_What the task requires:_
A faithful copy of the data is the goal; set it down exactly, without the images.

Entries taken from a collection
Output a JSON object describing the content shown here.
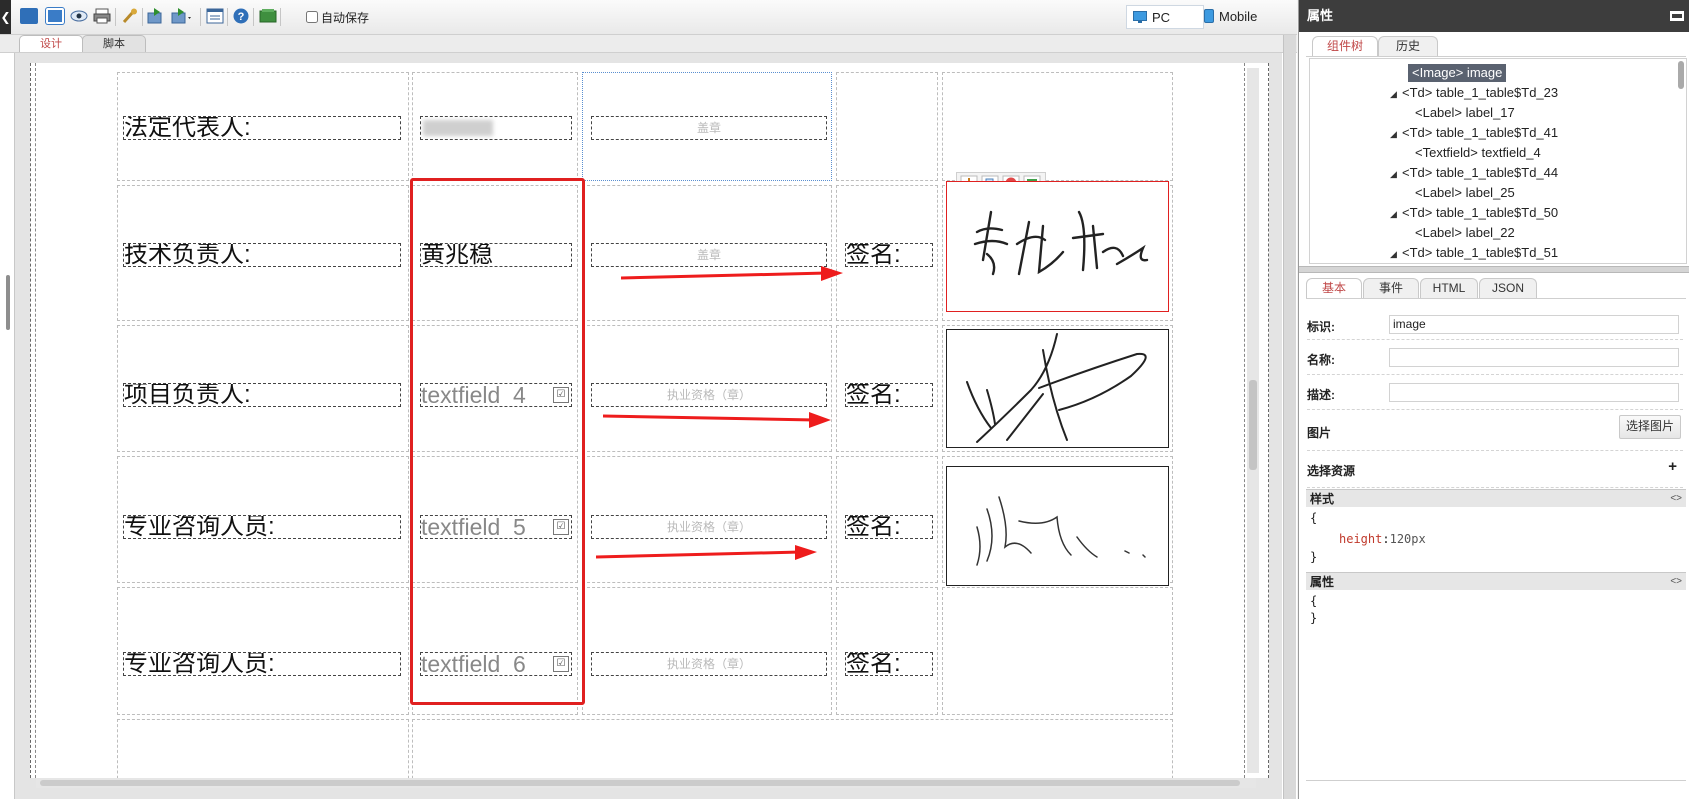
{
  "toolbar": {
    "autosave_label": "自动保存",
    "pc_label": "PC",
    "mobile_label": "Mobile"
  },
  "design_tabs": {
    "design": "设计",
    "script": "脚本"
  },
  "form": {
    "row1": {
      "label": "法定代表人:",
      "value_blurred": "",
      "stamp": "盖章"
    },
    "row2": {
      "label": "技术负责人:",
      "value": "黄兆稳",
      "stamp": "盖章",
      "sign_label": "签名:"
    },
    "row3": {
      "label": "项目负责人:",
      "field": "textfield_4",
      "stamp": "执业资格（章）",
      "sign_label": "签名:"
    },
    "row4": {
      "label": "专业咨询人员:",
      "field": "textfield_5",
      "stamp": "执业资格（章）",
      "sign_label": "签名:"
    },
    "row5": {
      "label": "专业咨询人员:",
      "field": "textfield_6",
      "stamp": "执业资格（章）",
      "sign_label": "签名:"
    }
  },
  "panel": {
    "title": "属性",
    "top_tabs": [
      "组件树",
      "历史"
    ],
    "tree": [
      "<Image> image",
      "<Td> table_1_table$Td_23",
      "<Label> label_17",
      "<Td> table_1_table$Td_41",
      "<Textfield> textfield_4",
      "<Td> table_1_table$Td_44",
      "<Label> label_25",
      "<Td> table_1_table$Td_50",
      "<Label> label_22",
      "<Td> table_1_table$Td_51"
    ],
    "prop_tabs": [
      "基本",
      "事件",
      "HTML",
      "JSON"
    ],
    "fields": {
      "id_label": "标识:",
      "id_value": "image",
      "name_label": "名称:",
      "name_value": "",
      "desc_label": "描述:",
      "desc_value": ""
    },
    "image_label": "图片",
    "choose_image": "选择图片",
    "resource_label": "选择资源",
    "resource_add": "+",
    "style_header": "样式",
    "style_open": "{",
    "style_key": "height",
    "style_colon": ":",
    "style_value": "120px",
    "style_close": "}",
    "attr_header": "属性",
    "attr_open": "{",
    "attr_close": "}",
    "code_icon": "<>"
  },
  "colors": {
    "selection": "#e02020",
    "arrow": "#ee1c1c",
    "header": "#3d3d3d",
    "active_tab": "#c04848"
  },
  "icons": [
    "save-icon",
    "save-as-icon",
    "preview-icon",
    "print-icon",
    "tools-icon",
    "import-icon",
    "export-icon",
    "list-icon",
    "help-icon",
    "image-icon",
    "move-icon",
    "copy-icon",
    "delete-icon",
    "replace-icon"
  ]
}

_Answer to the exercise:_
Output a JSON object describing the content shown here.
{
  "toolbar": {
    "autosave_label": "自动保存",
    "pc_label": "PC",
    "mobile_label": "Mobile"
  },
  "design_tabs": {
    "design": "设计",
    "script": "脚本"
  },
  "form": {
    "row1": {
      "label": "法定代表人:",
      "value_blurred": "",
      "stamp": "盖章"
    },
    "row2": {
      "label": "技术负责人:",
      "value": "黄兆稳",
      "stamp": "盖章",
      "sign_label": "签名:"
    },
    "row3": {
      "label": "项目负责人:",
      "field": "textfield_4",
      "stamp": "执业资格（章）",
      "sign_label": "签名:"
    },
    "row4": {
      "label": "专业咨询人员:",
      "field": "textfield_5",
      "stamp": "执业资格（章）",
      "sign_label": "签名:"
    },
    "row5": {
      "label": "专业咨询人员:",
      "field": "textfield_6",
      "stamp": "执业资格（章）",
      "sign_label": "签名:"
    }
  },
  "panel": {
    "title": "属性",
    "top_tabs": [
      "组件树",
      "历史"
    ],
    "tree": [
      "<Image> image",
      "<Td> table_1_table$Td_23",
      "<Label> label_17",
      "<Td> table_1_table$Td_41",
      "<Textfield> textfield_4",
      "<Td> table_1_table$Td_44",
      "<Label> label_25",
      "<Td> table_1_table$Td_50",
      "<Label> label_22",
      "<Td> table_1_table$Td_51"
    ],
    "prop_tabs": [
      "基本",
      "事件",
      "HTML",
      "JSON"
    ],
    "fields": {
      "id_label": "标识:",
      "id_value": "image",
      "name_label": "名称:",
      "name_value": "",
      "desc_label": "描述:",
      "desc_value": ""
    },
    "image_label": "图片",
    "choose_image": "选择图片",
    "resource_label": "选择资源",
    "resource_add": "+",
    "style_header": "样式",
    "style_open": "{",
    "style_key": "height",
    "style_colon": ":",
    "style_value": "120px",
    "style_close": "}",
    "attr_header": "属性",
    "attr_open": "{",
    "attr_close": "}",
    "code_icon": "<>"
  },
  "colors": {
    "selection": "#e02020",
    "arrow": "#ee1c1c",
    "header": "#3d3d3d",
    "active_tab": "#c04848"
  },
  "icons": [
    "save-icon",
    "save-as-icon",
    "preview-icon",
    "print-icon",
    "tools-icon",
    "import-icon",
    "export-icon",
    "list-icon",
    "help-icon",
    "image-icon",
    "move-icon",
    "copy-icon",
    "delete-icon",
    "replace-icon"
  ]
}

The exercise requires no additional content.